====== SUPPLIED RECORDS ======
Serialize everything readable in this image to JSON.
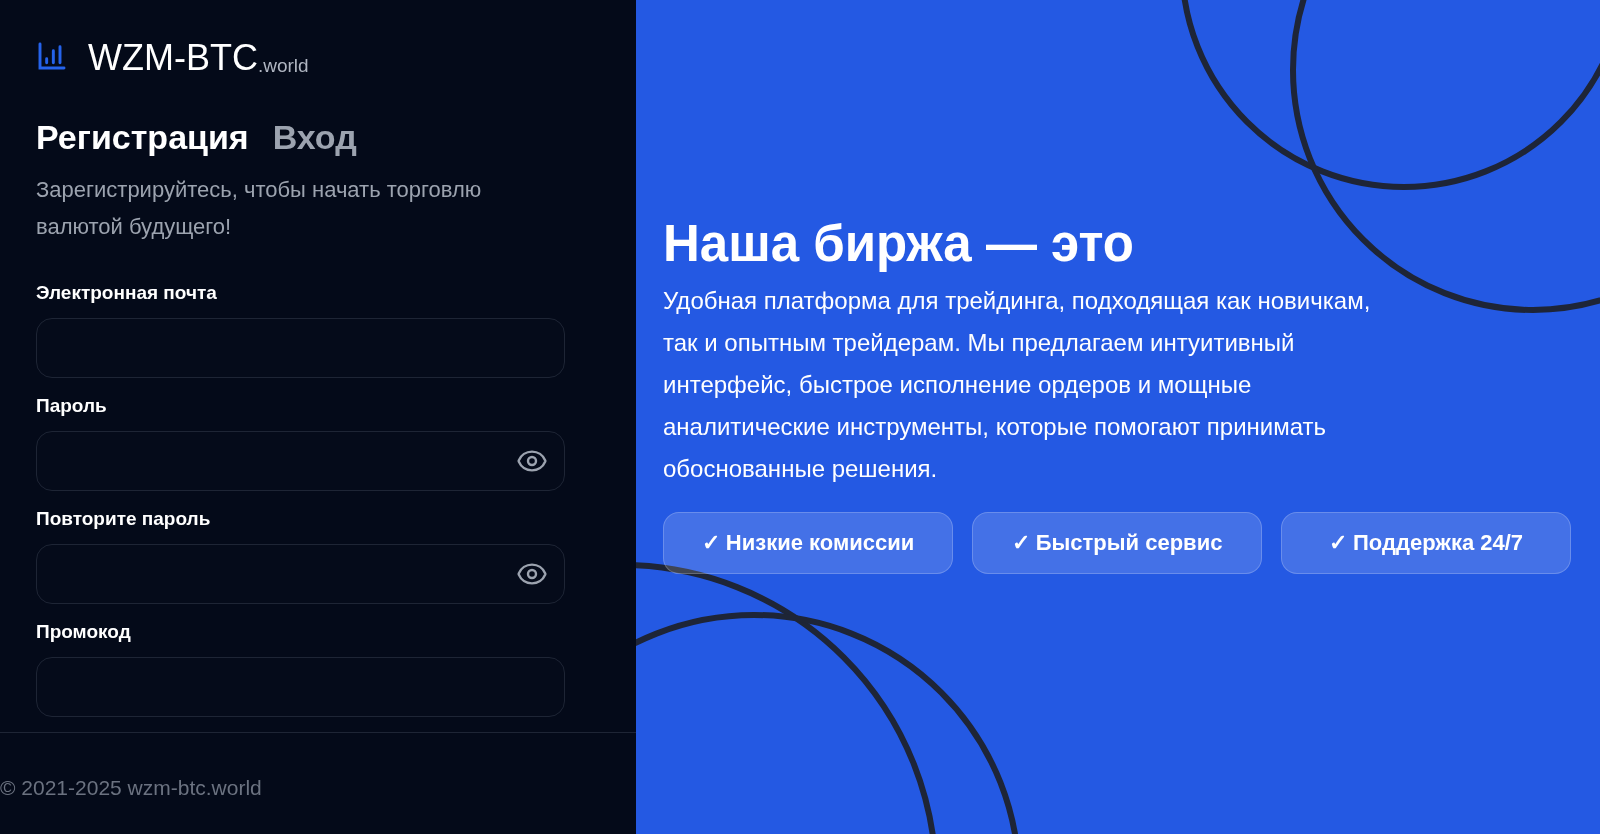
{
  "logo": {
    "name": "WZM-BTC",
    "suffix": ".world"
  },
  "tabs": [
    {
      "label": "Регистрация",
      "selected": true
    },
    {
      "label": "Вход",
      "selected": false
    }
  ],
  "subtitle": "Зарегистрируйтесь, чтобы начать торговлю валютой будущего!",
  "fields": [
    {
      "label": "Электронная почта",
      "kind": "text"
    },
    {
      "label": "Пароль",
      "kind": "password"
    },
    {
      "label": "Повторите пароль",
      "kind": "password"
    },
    {
      "label": "Промокод",
      "kind": "text"
    }
  ],
  "footer": "© 2021-2025 wzm-btc.world",
  "promo": {
    "heading": "Наша биржа — это",
    "text": "Удобная платформа для трейдинга, подходящая как новичкам, так и опытным трейдерам. Мы предлагаем интуитивный интерфейс, быстрое исполнение ордеров и мощные аналитические инструменты, которые помогают принимать обоснованные решения.",
    "badges": [
      "✓ Низкие комиссии",
      "✓ Быстрый сервис",
      "✓ Поддержка 24/7"
    ]
  }
}
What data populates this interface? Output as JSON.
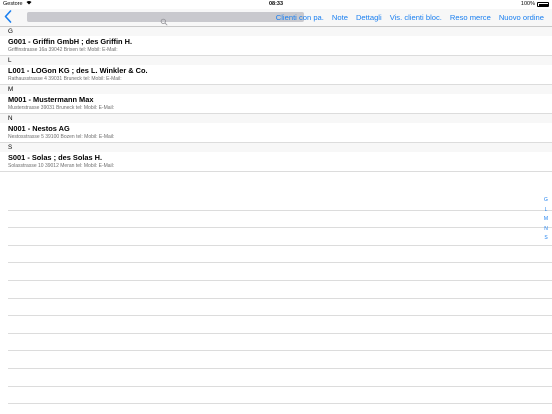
{
  "status_bar": {
    "carrier": "Gestore",
    "time": "08:33",
    "battery": "100%"
  },
  "nav": {
    "actions": [
      "Clienti con pa.",
      "Note",
      "Dettagli",
      "Vis. clienti bloc.",
      "Reso merce",
      "Nuovo ordine"
    ]
  },
  "sections": [
    {
      "letter": "G",
      "title": "G001 - Griffin GmbH ; des Griffin H.",
      "subtitle": "Griffinstrasse 16a 39042 Brixen  tel:   Mobil:  E-Mail:"
    },
    {
      "letter": "L",
      "title": "L001 - LOGon KG ; des L. Winkler & Co.",
      "subtitle": "Rathausstrasse 4 39031 Bruneck  tel:   Mobil:  E-Mail:"
    },
    {
      "letter": "M",
      "title": "M001 - Mustermann Max",
      "subtitle": "Musterstrasse 39031 Bruneck  tel:   Mobil:  E-Mail:"
    },
    {
      "letter": "N",
      "title": "N001 - Nestos AG",
      "subtitle": "Nestosstrasse 5 39100 Bozen  tel:   Mobil:  E-Mail:"
    },
    {
      "letter": "S",
      "title": "S001 - Solas ; des Solas H.",
      "subtitle": "Solasstrasse 10 39012 Meran  tel:   Mobil:  E-Mail:"
    }
  ],
  "index_letters": [
    "G",
    "L",
    "M",
    "N",
    "S"
  ],
  "colors": {
    "accent": "#1a7ff0",
    "search_bg": "#c9c9ce",
    "header_bg": "#f7f7f7"
  }
}
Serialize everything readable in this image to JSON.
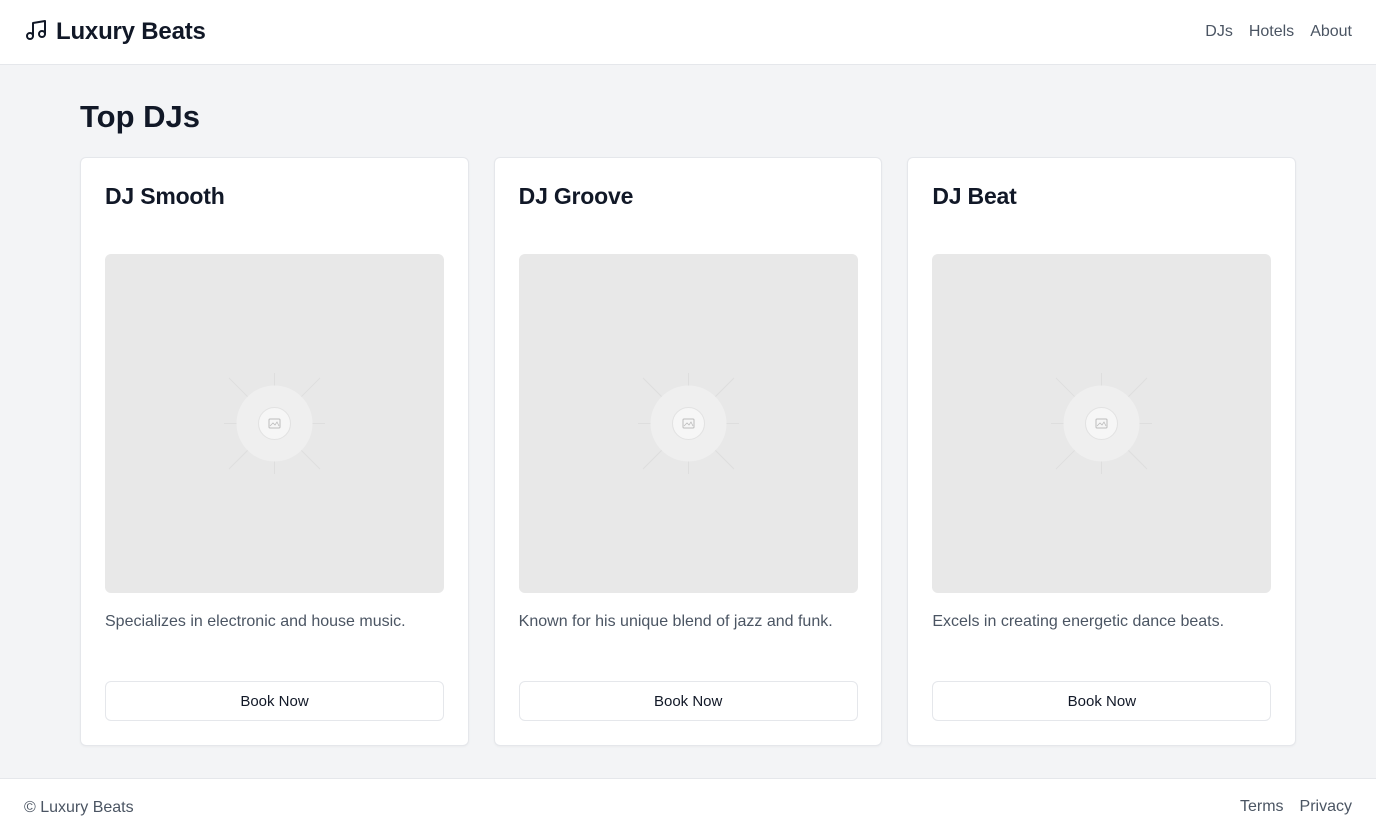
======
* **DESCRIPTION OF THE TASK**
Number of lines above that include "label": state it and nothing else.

* **YOUR SOLUTION**
6